Insulted by derogatory term
As longtime daily subscribers, we chuckle some mornings about the Liberal slant that seems to pervade the paper.
On the days when Frances Russell appears, we find ourselves avoiding her writing because it is so inflammatory. Again, in her April 5 column, Harperites undermine democracy, your editorial team allows her the use of the derogatory term "Harperites" to describe our federal government -- not just in the headline but throughout.
She is entitled to her opinion but not to insult Canadians by calling their democratically elected government by such a degrading name. She has done it many times in the past, and we are tired of it, and her writing. Too bad we've lost the balance provided by Tom Oleson's writing. May he rest in peace.
Frances Russell's column on the dismantling of democracy in Canada is bang on.
Rather than muzzling or shooting the messengers (Canadian feminists, environmentalists, aboriginals, scientists and federal civil servants, now including librarians and archivists, to name a few), Harperites should consider that the majority of Canadian citizens don't support their ideology and act in the interest of the nation, not that of big oil.
Contrary to the PMO's spin, it is the Harperites who engage in "high-risk" activities as they eliminate federal regulation of the environment. Current and future generations will live with the consequences of their actions.
Value provided for fees
As a fourth-year pharmacy student, I was frustrated to read Noralou Roos's April 4 column, Beware of drugstore dispensing fees.
Dispensing fees are not in place simply to "fill the cash register at the pharmacy." There is a lot of work by the pharmacy staff -- technicians and pharmacists alike -- to prepare a prescription for a patient. Pharmacists take the time to ensure the dose the patient has been prescribed is appropriate, check for drug interactions with a patient's other medications, verify that the prescription has been filled correctly and counsel the patient if the medication is new. If there are issues that require contacting the doctor, we do that on the patient's behalf.
Dispensing fees are meant to compensate the pharmacist and pharmacy staff for all the important work done to ensure a high quality of patient care and safety.
Many pharmacies also offer other valuable services such as blister packaging, free delivery and disposal of expired and unused medications without charging extra fees. And let's not forget all of the advice we provide about over-the-counter products without charging any fees at all.
The first thing anyone taking prescription or over-the-counter medications should consider is, what to do with the leftovers? A small survey by University of Manitoba students found that most Winnipeggers are unaware of the consequences that prescription and over-the-counter medications present to our environment when not disposed of correctly.

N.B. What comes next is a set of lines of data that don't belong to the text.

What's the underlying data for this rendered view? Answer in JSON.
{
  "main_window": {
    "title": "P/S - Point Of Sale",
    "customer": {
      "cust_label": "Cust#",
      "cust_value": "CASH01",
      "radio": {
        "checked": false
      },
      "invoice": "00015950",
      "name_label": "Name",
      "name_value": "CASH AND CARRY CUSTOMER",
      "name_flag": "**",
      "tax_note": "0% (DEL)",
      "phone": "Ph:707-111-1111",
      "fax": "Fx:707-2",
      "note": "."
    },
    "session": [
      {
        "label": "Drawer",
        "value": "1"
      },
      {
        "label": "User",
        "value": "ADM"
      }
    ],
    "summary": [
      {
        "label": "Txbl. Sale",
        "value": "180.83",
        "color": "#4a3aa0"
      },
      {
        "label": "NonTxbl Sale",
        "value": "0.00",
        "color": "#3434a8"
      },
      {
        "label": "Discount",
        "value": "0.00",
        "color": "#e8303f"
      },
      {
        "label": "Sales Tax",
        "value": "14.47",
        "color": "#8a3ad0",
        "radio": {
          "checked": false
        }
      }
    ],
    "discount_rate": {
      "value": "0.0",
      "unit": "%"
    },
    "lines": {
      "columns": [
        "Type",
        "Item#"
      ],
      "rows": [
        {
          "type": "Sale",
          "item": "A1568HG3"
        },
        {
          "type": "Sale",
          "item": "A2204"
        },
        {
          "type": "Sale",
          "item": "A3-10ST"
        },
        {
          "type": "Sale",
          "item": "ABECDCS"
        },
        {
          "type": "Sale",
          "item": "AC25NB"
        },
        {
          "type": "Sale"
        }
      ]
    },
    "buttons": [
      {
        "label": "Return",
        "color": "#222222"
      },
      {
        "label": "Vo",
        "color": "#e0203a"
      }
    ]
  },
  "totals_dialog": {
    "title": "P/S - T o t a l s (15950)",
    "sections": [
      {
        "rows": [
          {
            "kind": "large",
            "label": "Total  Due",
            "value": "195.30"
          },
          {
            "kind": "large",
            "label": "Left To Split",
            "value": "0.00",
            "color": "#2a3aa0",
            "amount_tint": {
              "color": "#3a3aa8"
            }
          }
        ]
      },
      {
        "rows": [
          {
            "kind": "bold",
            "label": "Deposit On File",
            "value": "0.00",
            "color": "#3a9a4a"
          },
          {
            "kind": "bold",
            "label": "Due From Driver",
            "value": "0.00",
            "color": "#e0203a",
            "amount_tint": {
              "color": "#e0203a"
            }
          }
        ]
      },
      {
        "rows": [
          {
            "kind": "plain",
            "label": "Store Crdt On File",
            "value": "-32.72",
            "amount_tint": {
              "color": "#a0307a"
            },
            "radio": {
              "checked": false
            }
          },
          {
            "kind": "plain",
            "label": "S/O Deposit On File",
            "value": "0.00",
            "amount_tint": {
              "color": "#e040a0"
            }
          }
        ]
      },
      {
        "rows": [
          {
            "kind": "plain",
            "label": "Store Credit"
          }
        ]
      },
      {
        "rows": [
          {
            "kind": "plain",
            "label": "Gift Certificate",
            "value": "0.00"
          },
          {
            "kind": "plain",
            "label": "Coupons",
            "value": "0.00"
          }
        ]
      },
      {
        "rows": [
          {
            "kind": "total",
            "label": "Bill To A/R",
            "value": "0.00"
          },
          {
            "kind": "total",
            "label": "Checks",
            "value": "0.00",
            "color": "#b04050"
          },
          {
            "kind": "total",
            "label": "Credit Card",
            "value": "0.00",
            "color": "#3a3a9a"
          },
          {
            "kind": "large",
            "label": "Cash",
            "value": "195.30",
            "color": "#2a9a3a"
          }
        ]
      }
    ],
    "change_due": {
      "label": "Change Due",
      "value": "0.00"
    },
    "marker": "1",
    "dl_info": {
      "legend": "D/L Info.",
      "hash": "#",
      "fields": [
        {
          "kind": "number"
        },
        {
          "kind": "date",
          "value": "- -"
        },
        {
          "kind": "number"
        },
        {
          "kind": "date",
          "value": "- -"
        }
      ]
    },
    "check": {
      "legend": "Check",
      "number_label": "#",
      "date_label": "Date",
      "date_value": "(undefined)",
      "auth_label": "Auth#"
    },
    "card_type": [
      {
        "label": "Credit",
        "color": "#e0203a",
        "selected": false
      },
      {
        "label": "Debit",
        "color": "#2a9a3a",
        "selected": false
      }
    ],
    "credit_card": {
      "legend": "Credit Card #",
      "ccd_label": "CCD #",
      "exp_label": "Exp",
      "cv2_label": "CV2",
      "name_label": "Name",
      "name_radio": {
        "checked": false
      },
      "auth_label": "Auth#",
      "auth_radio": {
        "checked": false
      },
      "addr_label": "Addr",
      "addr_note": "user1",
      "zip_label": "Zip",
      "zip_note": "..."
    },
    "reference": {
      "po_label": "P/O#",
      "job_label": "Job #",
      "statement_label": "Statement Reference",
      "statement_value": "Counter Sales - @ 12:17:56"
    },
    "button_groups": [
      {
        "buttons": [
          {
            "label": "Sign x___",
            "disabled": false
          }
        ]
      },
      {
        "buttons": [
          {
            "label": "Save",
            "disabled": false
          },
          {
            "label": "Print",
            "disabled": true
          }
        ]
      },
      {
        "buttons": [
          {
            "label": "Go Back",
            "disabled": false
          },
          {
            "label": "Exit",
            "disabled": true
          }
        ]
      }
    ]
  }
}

Creating awareness in the public on proper disposal methods of unused or expired pharmaceuticals should be a priority. Most pharmacies in Winnipeg have take-back programs at no cost to consumers. In Canada, 423 million prescriptions were dispensed in 2006, and this is expected to grow at an annual rate of 7.3 per cent.
If all that medication is flushed down the toilet or thrown in the garbage, higher levels of chemicals and toxins will be found in our environment and water supply. How sustainable is that?
Comics mirror life
Once again we see art mirroring life in the comics page of the Free Press. A short time ago we saw Crankshaft chaining himself to his tree, defending it from the tree removers.
Now we read of a local hero, Patricia Kuzak, running barefoot in her bathrobe to the boulevard to rescue a tree she has enjoyed for so long (Saving tree is about protecting her roots, April 5). Good on you, Mrs. Kuzak!
There is much to learn from the comics in the Free Press, although not all of them. I find myself selective, which likely would prove a reflection of me if a psychologist ever got me in his chair. No thanks.
Aware of injustices
I can understand Jack McLaughlin's concern in his April 4 letter, Zoo might be next, that so much effort and energy are directed toward attempts to save unwanted dogs on northern reserves, or for that matter attempts to reunite lost pets with their owners.
It's true that there seems to be an increased awareness of the plight of animals from the slaughterhouse to the circus tent. This can't be a bad thing. Social media such as Facebook make it easy for us to hear about and respond to the latest terrible story, whether we send a cheque, foster an animal or get in our car to go and look for a lost dog.
This is not replacing our concern for the plight of children here or in war-torn countries. If anything it increases the level of awareness of injustice and makes if possible for people to jump right in and do something immediately.
What a great feeling of satisfaction comes from this, not to say good karma, and often this leads to other actions in other arenas such as child poverty.
No one is walking past suffering children on reserves or in cities or Third World countries. It's just more difficult to get involved because of the structures that are already supposed to be in place to protect these children, such as families and agencies.